WORK TASK =>
From the entries below, copy every line that has the word "type".

╭─ RECORDS FOR THE EXERCISE

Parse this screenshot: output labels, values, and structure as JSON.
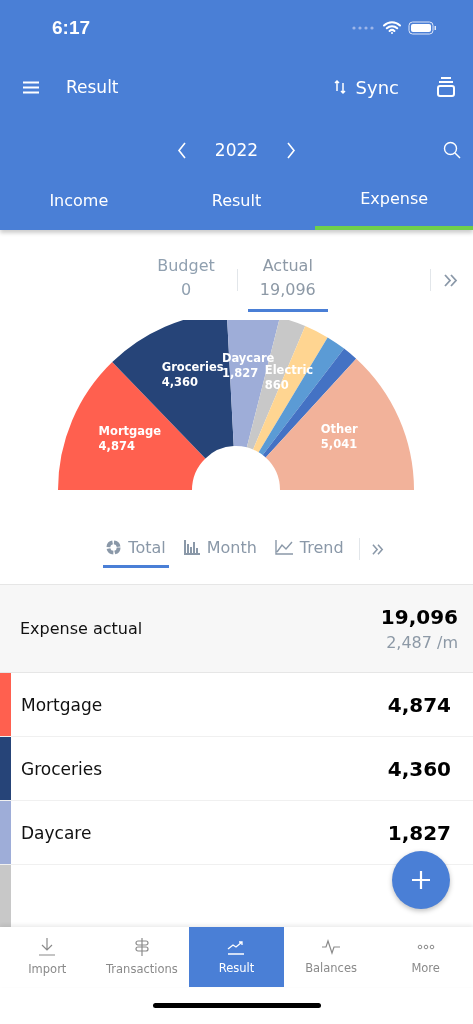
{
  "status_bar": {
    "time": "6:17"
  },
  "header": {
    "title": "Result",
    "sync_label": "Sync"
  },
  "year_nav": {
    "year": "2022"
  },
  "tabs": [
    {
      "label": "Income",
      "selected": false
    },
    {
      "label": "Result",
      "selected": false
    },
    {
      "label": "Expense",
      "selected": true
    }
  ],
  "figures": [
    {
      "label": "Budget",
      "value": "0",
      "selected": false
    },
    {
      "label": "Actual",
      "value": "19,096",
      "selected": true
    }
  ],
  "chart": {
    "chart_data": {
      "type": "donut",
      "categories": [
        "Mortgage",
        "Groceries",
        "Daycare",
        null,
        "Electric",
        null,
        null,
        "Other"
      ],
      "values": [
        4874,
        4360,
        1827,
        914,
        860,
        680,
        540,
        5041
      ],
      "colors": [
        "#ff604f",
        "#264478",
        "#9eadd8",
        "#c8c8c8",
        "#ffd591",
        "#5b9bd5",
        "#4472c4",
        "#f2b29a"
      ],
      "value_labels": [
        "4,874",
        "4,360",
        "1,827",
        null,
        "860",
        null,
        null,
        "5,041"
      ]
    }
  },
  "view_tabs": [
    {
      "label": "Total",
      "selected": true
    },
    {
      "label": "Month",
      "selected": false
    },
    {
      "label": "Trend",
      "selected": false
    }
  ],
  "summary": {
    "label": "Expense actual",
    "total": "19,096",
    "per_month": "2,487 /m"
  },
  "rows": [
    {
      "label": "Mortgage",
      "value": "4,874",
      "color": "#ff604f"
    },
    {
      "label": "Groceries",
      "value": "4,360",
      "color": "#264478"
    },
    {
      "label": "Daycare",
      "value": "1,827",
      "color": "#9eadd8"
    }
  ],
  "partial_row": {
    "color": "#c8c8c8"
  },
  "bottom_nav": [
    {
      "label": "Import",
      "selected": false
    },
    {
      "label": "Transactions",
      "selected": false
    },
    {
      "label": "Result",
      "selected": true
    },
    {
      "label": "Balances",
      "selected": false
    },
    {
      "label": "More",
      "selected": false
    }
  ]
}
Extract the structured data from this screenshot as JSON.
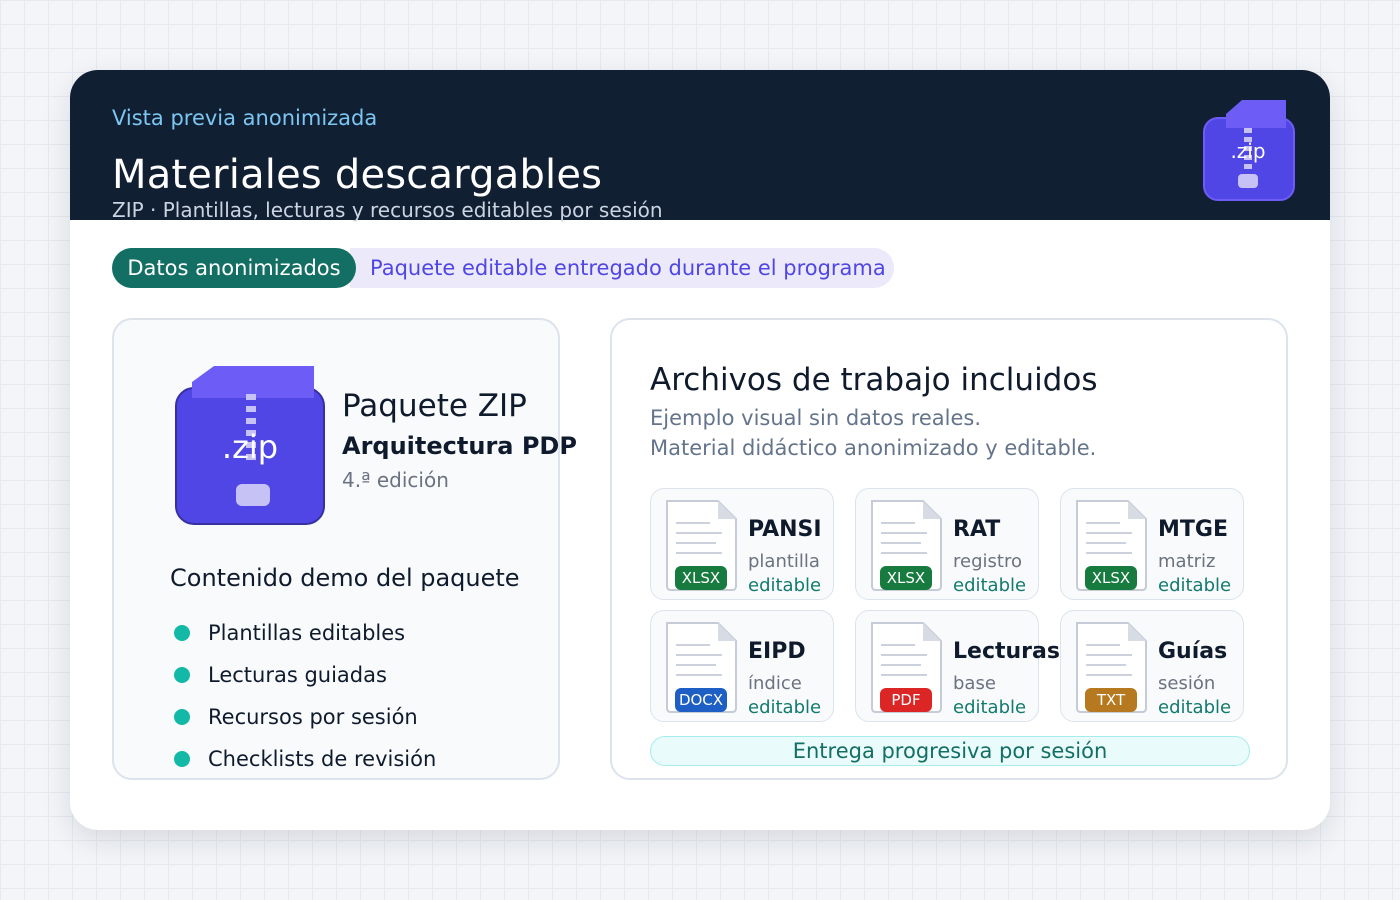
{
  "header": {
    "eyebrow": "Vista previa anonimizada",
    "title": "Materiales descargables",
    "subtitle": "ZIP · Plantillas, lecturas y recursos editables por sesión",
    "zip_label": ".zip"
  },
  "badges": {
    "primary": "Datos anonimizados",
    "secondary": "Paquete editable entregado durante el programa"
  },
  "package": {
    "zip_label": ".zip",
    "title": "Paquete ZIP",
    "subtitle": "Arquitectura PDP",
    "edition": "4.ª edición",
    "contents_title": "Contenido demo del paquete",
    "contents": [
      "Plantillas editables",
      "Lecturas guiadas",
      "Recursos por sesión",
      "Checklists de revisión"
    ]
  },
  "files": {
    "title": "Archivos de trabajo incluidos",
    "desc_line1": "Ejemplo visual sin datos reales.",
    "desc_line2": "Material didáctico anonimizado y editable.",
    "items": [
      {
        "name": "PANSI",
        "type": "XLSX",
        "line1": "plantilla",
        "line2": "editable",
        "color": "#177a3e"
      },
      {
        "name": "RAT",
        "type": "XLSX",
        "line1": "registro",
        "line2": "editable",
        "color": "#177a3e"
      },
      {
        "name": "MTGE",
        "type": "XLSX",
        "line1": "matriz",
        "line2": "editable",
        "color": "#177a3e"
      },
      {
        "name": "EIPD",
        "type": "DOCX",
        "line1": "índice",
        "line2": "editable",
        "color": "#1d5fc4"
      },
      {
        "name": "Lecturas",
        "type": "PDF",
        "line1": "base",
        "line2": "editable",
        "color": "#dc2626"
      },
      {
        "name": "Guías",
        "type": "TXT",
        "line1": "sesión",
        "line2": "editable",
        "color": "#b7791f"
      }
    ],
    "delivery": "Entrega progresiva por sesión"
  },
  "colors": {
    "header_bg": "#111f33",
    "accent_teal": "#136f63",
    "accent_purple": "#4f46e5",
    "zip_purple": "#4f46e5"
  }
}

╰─
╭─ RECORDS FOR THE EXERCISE

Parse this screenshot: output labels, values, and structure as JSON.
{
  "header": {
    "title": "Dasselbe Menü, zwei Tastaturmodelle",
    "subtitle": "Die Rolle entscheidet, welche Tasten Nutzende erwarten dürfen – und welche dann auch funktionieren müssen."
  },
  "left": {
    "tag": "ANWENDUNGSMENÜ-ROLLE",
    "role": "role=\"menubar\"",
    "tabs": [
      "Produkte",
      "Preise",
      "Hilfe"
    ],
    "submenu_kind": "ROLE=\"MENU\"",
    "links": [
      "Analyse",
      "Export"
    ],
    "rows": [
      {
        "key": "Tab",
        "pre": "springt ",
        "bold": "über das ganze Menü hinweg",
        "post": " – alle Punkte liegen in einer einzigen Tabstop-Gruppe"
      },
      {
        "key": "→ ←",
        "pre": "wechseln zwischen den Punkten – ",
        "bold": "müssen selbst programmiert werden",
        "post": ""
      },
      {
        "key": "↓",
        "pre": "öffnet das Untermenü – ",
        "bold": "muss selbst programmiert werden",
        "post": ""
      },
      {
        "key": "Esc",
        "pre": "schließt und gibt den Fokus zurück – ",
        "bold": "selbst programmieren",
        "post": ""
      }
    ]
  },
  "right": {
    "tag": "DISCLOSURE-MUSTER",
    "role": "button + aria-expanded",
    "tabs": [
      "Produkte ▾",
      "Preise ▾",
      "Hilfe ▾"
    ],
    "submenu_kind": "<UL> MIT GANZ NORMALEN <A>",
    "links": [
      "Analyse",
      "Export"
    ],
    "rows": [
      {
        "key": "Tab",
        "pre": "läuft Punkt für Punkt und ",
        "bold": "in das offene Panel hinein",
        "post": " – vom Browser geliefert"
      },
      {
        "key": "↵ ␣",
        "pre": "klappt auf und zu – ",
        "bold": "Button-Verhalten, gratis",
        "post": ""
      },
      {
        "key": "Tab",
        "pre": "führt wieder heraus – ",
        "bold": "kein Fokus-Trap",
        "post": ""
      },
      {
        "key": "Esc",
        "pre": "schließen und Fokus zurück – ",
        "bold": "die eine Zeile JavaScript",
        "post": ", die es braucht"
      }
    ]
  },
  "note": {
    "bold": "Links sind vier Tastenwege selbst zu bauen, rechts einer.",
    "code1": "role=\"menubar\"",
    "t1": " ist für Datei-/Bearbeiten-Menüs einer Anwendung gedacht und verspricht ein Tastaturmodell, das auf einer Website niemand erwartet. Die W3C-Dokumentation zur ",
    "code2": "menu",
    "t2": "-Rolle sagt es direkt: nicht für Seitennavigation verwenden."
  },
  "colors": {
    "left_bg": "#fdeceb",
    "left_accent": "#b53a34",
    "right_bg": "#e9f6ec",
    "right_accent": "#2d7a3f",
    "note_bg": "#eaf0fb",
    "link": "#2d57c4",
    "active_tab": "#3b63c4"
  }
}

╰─

OUTPUT =>
      "type": "donut",
        "type": "XLSX",
        "type": "XLSX",
        "type": "XLSX",
        "type": "DOCX",
        "type": "PDF",
        "type": "TXT",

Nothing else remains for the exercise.